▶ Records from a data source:
——————
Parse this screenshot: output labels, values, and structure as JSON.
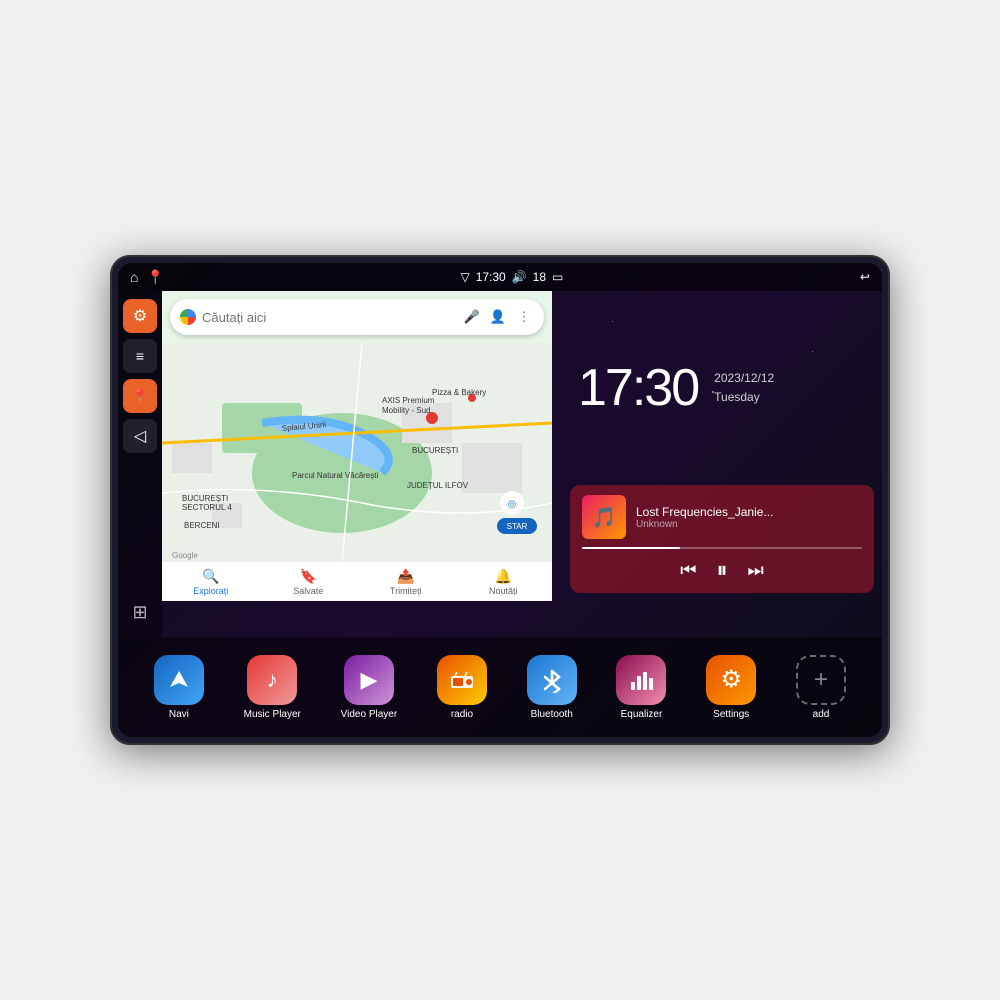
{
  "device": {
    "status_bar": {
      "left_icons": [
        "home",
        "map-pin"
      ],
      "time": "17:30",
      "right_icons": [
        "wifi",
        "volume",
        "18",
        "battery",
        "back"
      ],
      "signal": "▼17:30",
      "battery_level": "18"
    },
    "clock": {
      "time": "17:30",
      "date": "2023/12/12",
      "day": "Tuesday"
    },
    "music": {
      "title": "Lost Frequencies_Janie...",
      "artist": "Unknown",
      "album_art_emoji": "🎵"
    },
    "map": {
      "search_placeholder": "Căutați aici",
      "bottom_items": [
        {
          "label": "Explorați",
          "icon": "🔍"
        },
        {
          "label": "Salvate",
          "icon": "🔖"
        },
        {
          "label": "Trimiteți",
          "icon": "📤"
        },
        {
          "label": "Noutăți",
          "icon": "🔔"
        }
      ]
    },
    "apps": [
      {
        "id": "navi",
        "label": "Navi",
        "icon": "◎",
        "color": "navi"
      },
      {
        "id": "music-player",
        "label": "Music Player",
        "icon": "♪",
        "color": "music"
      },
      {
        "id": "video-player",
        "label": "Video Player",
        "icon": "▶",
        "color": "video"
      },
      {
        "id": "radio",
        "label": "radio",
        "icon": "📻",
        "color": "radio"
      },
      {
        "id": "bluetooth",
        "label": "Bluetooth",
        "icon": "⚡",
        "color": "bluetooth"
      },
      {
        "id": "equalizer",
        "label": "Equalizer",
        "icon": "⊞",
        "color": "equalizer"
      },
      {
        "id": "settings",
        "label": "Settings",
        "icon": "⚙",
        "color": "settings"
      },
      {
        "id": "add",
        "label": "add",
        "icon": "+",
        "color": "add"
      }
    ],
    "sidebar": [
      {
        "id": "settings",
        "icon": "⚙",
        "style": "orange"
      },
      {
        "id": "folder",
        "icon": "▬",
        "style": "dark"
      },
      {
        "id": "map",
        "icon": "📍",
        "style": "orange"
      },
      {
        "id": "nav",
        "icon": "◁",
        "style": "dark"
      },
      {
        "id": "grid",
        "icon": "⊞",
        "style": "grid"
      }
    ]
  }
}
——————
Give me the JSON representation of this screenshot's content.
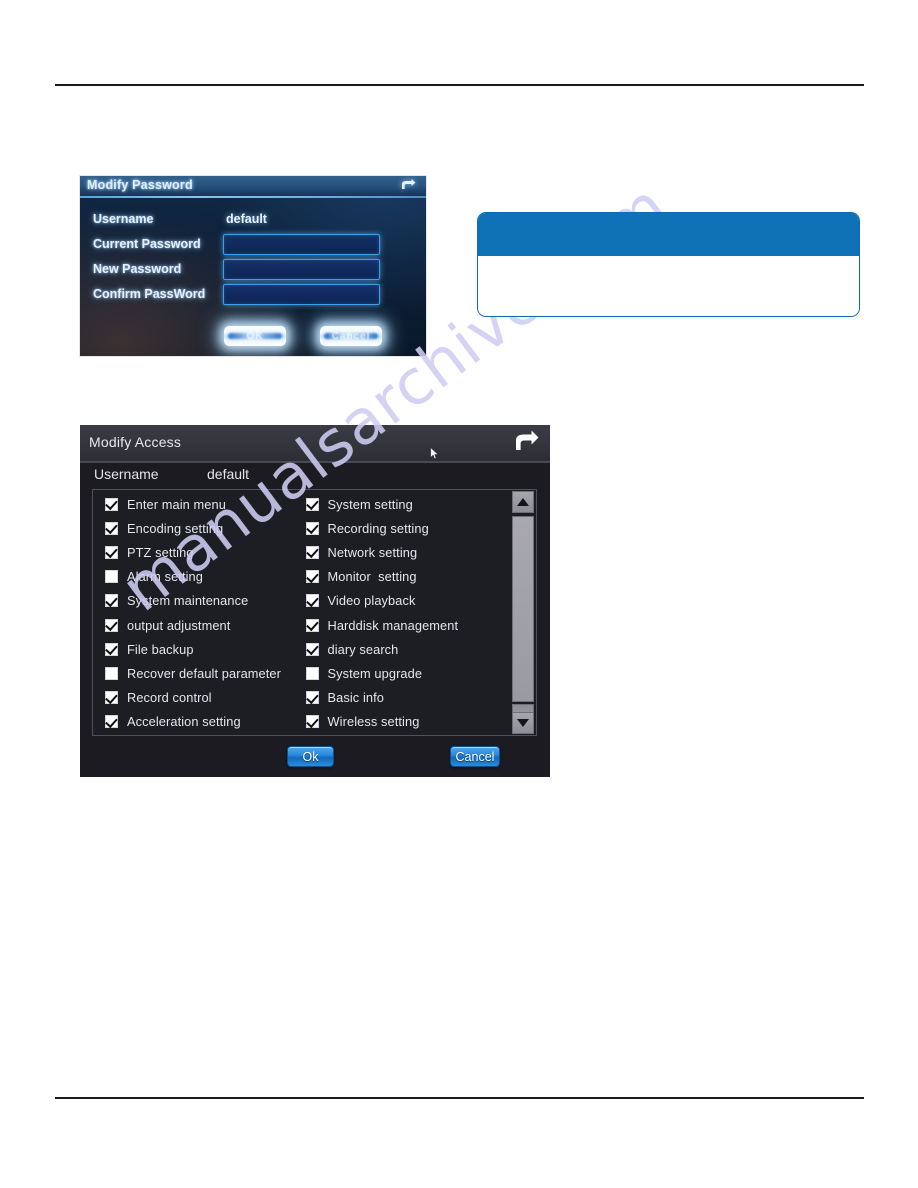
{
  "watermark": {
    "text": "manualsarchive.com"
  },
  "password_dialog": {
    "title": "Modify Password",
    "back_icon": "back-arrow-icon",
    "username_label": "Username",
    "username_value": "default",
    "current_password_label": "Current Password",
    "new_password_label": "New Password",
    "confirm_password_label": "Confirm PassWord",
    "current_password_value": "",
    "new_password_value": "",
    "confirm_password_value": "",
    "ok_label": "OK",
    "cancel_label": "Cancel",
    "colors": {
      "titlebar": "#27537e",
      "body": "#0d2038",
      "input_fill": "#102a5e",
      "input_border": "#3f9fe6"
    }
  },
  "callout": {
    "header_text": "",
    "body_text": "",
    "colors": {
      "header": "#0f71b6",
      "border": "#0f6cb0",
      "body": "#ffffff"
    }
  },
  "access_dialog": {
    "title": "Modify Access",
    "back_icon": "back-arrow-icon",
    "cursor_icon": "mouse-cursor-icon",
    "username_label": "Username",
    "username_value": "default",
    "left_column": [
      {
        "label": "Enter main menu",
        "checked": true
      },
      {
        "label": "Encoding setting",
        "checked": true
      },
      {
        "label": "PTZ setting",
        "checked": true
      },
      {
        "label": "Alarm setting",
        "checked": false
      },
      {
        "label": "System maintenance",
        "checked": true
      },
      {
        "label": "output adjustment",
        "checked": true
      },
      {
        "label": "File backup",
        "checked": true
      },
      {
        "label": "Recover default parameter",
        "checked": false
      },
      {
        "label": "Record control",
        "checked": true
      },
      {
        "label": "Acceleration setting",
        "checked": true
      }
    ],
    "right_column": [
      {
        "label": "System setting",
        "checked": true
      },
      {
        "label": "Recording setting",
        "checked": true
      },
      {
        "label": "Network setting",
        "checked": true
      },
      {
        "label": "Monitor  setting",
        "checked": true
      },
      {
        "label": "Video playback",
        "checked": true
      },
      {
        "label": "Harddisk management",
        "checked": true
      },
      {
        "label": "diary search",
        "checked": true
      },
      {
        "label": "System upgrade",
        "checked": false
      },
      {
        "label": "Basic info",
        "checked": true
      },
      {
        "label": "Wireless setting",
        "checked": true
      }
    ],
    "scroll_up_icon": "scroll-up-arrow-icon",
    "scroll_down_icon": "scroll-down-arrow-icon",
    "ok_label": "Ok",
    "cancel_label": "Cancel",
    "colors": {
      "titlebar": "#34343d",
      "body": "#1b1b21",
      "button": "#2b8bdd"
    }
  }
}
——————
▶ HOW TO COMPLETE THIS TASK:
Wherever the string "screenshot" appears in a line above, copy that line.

▶ TASK SOLUTION:
Parse this screenshot: output labels, values, and structure as JSON.
Give me the JSON representation of this screenshot's content.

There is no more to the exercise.